So my question is, what are the requisite conditions for such living-loving-learning to occur?  It feels often that this is a unique group of learners, these Connected Learning People, the curious, the intellectual, the profane, the questioners and answerers, the organizers and the break-apart-ish, the great writers and poor spellers and people who respond when you need them to as if they can read your mind.  

fulgurite (formed when lightning hits sand)
Basically, can this happen with any group of people?  And I know the answer is yes-at-some-level-or-another.  That's just not good enough for me.
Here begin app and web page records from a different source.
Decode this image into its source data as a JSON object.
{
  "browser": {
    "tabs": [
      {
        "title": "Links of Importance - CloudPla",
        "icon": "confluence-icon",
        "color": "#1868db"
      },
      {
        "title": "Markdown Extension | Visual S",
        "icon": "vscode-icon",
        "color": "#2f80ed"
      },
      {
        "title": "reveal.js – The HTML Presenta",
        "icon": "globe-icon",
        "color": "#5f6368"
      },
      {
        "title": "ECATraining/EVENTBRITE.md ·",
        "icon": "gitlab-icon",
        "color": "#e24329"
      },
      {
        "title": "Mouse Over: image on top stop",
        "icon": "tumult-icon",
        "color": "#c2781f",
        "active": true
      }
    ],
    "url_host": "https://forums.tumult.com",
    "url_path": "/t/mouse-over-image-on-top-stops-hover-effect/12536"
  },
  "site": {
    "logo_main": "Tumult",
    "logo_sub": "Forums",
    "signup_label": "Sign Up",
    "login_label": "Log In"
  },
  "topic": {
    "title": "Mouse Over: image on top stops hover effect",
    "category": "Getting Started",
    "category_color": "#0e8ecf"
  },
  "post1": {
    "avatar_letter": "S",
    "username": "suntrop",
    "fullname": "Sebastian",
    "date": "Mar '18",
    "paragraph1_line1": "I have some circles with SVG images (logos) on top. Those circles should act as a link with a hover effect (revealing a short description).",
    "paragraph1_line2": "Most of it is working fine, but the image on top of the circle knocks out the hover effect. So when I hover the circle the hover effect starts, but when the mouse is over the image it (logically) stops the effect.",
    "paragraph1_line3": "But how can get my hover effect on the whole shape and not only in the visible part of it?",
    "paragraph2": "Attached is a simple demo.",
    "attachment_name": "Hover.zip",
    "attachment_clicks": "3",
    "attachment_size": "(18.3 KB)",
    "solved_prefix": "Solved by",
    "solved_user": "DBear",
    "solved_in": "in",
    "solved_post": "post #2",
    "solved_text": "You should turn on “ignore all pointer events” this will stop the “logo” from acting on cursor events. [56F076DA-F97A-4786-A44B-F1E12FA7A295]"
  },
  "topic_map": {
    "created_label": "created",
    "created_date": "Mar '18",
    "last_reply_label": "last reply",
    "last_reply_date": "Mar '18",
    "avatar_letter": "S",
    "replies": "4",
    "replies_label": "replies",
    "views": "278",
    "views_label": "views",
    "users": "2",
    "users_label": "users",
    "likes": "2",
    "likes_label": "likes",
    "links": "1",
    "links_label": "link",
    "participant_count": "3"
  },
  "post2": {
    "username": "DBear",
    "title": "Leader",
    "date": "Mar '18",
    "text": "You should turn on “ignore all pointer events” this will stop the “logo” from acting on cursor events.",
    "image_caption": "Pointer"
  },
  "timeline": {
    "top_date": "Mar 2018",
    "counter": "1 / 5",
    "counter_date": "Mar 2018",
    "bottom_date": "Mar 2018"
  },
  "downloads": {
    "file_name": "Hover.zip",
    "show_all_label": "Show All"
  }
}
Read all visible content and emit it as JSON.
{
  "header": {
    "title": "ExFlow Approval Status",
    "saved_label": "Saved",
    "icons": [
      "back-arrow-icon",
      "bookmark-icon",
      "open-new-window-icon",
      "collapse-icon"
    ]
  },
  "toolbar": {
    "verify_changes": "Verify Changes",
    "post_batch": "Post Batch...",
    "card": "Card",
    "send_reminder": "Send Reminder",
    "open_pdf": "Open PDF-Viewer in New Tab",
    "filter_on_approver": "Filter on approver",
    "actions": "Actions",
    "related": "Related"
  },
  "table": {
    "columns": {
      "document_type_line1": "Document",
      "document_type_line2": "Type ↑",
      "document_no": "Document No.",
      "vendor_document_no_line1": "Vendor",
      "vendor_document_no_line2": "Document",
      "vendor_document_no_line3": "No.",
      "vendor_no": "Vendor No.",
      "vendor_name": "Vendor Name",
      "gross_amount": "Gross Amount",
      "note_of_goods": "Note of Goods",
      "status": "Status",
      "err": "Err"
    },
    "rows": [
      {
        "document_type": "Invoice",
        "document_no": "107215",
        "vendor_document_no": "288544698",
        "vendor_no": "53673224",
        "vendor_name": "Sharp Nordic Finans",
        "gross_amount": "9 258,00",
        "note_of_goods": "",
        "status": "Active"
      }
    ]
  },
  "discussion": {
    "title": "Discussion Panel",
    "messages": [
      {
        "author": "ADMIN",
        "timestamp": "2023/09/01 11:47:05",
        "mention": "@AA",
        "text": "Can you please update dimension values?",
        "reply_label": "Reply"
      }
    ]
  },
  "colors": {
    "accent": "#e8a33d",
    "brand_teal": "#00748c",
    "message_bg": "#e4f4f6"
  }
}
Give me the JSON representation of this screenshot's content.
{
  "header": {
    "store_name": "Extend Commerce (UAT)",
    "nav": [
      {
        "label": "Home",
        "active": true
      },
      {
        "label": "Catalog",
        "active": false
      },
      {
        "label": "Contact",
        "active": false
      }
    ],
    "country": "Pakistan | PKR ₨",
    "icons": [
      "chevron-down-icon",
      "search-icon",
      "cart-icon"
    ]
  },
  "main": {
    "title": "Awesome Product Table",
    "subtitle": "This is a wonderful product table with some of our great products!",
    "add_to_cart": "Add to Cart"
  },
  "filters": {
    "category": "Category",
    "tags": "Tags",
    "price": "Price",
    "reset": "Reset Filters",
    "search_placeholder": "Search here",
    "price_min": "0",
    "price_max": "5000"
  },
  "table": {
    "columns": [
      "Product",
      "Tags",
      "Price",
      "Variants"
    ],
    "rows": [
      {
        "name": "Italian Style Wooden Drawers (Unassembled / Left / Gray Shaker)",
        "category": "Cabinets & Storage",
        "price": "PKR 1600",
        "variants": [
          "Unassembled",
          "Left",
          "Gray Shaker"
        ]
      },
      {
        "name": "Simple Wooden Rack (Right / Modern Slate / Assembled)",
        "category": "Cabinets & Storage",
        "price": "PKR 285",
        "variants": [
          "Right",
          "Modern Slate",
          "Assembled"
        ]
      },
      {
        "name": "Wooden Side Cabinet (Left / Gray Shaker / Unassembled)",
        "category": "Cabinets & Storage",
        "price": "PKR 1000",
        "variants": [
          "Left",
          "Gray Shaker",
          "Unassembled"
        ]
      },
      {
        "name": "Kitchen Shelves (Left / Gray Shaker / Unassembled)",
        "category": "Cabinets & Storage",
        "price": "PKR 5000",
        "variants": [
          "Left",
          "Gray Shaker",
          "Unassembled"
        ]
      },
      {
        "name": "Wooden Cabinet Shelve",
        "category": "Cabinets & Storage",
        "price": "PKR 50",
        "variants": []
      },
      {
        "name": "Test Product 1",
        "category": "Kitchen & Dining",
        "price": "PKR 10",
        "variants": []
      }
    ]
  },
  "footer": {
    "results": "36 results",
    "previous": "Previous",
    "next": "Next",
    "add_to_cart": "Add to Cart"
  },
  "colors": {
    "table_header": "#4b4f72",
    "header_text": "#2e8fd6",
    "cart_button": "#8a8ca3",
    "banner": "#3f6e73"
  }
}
Here's what I feel (I was going to say, "here's what I know") - it just seems that if anyone could get a glimpse of what true connected learning feels like, they would be converted instantly, as I was, like when lightning hits sand.  I was a fulgurite.  I was instantaneously melted and re-formed (reformed?) with  connected "roots or branching tube-like structures."  A true reformation.

Connected Learning, you leave me hungry for more.  How do we make this appetite go viral?

Responding to "Early Days and More Cowbell" with @Zeega: Close Reading

Terry Elliott's thoughtful blog post "Early Days and More Cowbell" inspired me to respond here.

As Terry stated after seeing my response, it is amazing how much creating such a response forces one to do close reading.  It also helps me to see the beautiful nuggets of writing embedded in a great blog post like Terry's, such as "laying bare the connectedness of the 'already there.'"